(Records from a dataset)
-------

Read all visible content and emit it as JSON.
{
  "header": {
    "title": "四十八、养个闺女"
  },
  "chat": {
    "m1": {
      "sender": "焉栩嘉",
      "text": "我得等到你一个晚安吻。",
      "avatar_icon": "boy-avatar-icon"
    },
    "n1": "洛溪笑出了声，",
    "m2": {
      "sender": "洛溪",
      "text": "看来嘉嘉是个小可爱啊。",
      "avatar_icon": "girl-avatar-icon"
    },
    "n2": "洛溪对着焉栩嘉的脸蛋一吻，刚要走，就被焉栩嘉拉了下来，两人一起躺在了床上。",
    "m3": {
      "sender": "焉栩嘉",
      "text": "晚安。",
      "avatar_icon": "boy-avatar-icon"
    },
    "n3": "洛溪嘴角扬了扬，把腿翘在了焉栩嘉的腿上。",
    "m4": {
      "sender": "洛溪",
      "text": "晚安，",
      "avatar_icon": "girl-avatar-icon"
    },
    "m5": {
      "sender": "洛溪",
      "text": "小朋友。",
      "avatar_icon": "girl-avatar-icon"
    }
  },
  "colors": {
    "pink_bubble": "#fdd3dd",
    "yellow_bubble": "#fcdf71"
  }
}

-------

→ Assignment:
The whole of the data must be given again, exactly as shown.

→ Solution for this problem:
Read all visible content and emit it as JSON.
{
  "header": {
    "title": "四十八、养个闺女"
  },
  "chat": {
    "m1": {
      "sender": "焉栩嘉",
      "text": "我得等到你一个晚安吻。",
      "avatar_icon": "boy-avatar-icon"
    },
    "n1": "洛溪笑出了声，",
    "m2": {
      "sender": "洛溪",
      "text": "看来嘉嘉是个小可爱啊。",
      "avatar_icon": "girl-avatar-icon"
    },
    "n2": "洛溪对着焉栩嘉的脸蛋一吻，刚要走，就被焉栩嘉拉了下来，两人一起躺在了床上。",
    "m3": {
      "sender": "焉栩嘉",
      "text": "晚安。",
      "avatar_icon": "boy-avatar-icon"
    },
    "n3": "洛溪嘴角扬了扬，把腿翘在了焉栩嘉的腿上。",
    "m4": {
      "sender": "洛溪",
      "text": "晚安，",
      "avatar_icon": "girl-avatar-icon"
    },
    "m5": {
      "sender": "洛溪",
      "text": "小朋友。",
      "avatar_icon": "girl-avatar-icon"
    }
  },
  "colors": {
    "pink_bubble": "#fdd3dd",
    "yellow_bubble": "#fcdf71"
  }
}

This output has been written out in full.